[EXERCISE DETAILS] Among the entries below, tally each line in which the word "больше" is found, then state the tally alone.

[EXERCISE INPUT]
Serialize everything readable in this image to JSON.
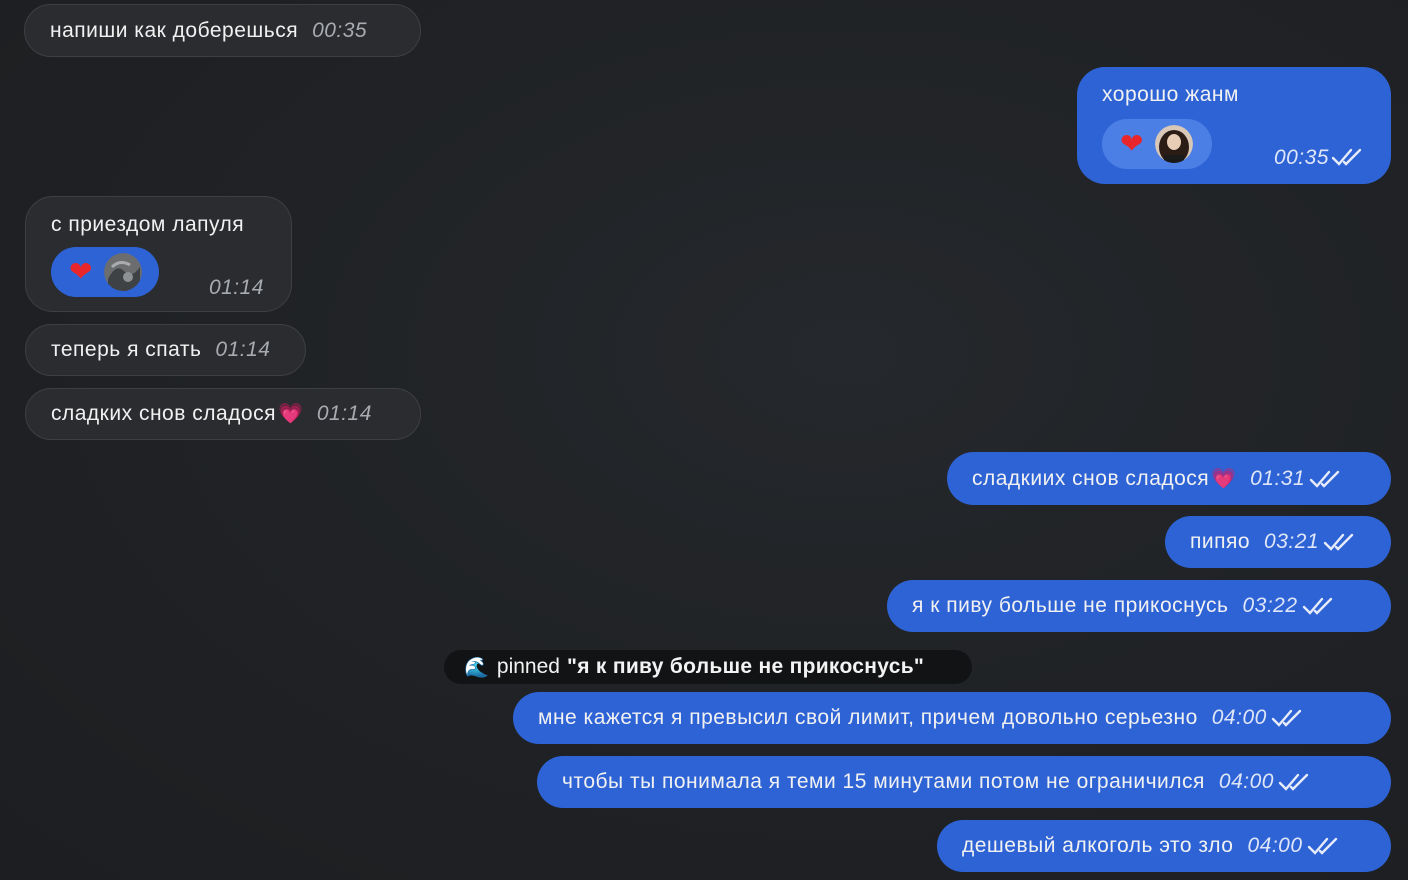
{
  "messages": [
    {
      "text": "напиши как доберешься",
      "time": "00:35"
    },
    {
      "text": "хорошо жанм",
      "time": "00:35"
    },
    {
      "text": "с приездом лапуля",
      "time": "01:14"
    },
    {
      "text": "теперь я спать",
      "time": "01:14"
    },
    {
      "text": "сладких снов сладося",
      "time": "01:14"
    },
    {
      "text": "сладкиих снов сладося",
      "time": "01:31"
    },
    {
      "text": "пипяо",
      "time": "03:21"
    },
    {
      "text": "я к пиву больше не прикоснусь",
      "time": "03:22"
    },
    {
      "text": "мне кажется я превысил свой лимит, причем довольно серьезно",
      "time": "04:00"
    },
    {
      "text": "чтобы ты понимала я теми 15 минутами потом не ограничился",
      "time": "04:00"
    },
    {
      "text": "дешевый алкоголь это зло",
      "time": "04:00"
    }
  ],
  "pinned": {
    "label": "pinned",
    "quote": "\"я к пиву больше не прикоснусь\""
  },
  "colors": {
    "background": "#1f2124",
    "incoming_bubble": "#2a2c2f",
    "outgoing_bubble": "#2e63d6",
    "reaction_heart": "#e8262b"
  },
  "icons": {
    "read_ticks": "double-check-icon",
    "reaction": "heart-icon",
    "pinned_emoji": "wave-icon",
    "message_emoji": "sparkling-heart-icon"
  }
}
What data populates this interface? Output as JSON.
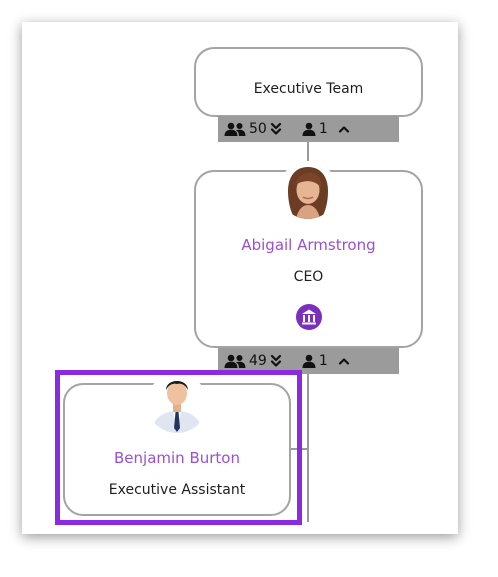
{
  "team_node": {
    "title": "Executive Team",
    "stats": {
      "members": "50",
      "direct": "1"
    }
  },
  "ceo_node": {
    "name": "Abigail Armstrong",
    "role": "CEO",
    "badge_icon": "bank-icon",
    "stats": {
      "members": "49",
      "direct": "1"
    }
  },
  "assistant_node": {
    "name": "Benjamin Burton",
    "role": "Executive Assistant"
  },
  "colors": {
    "accent": "#9a4fd6",
    "badge": "#7b2fbe",
    "highlight": "#8a2be2",
    "bar": "#9b9b9b"
  }
}
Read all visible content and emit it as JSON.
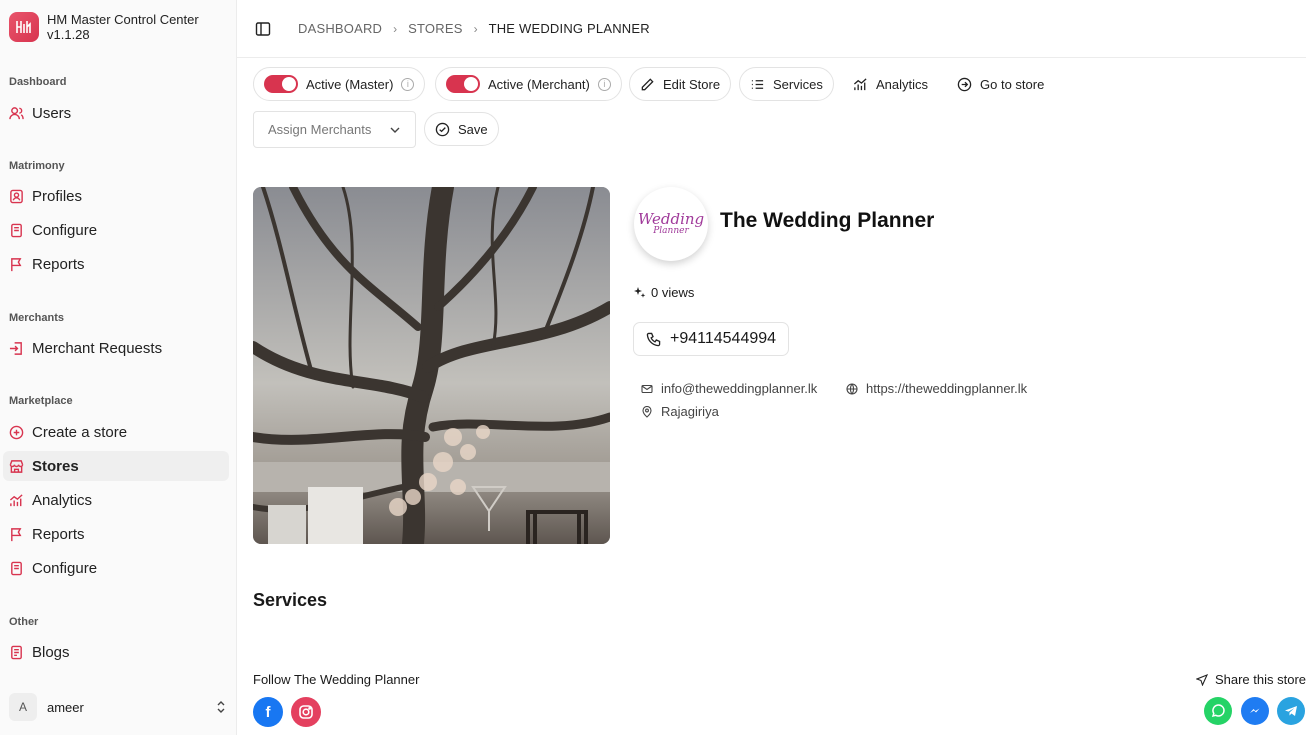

[SOLUTION TO THIS EXERCISE] 2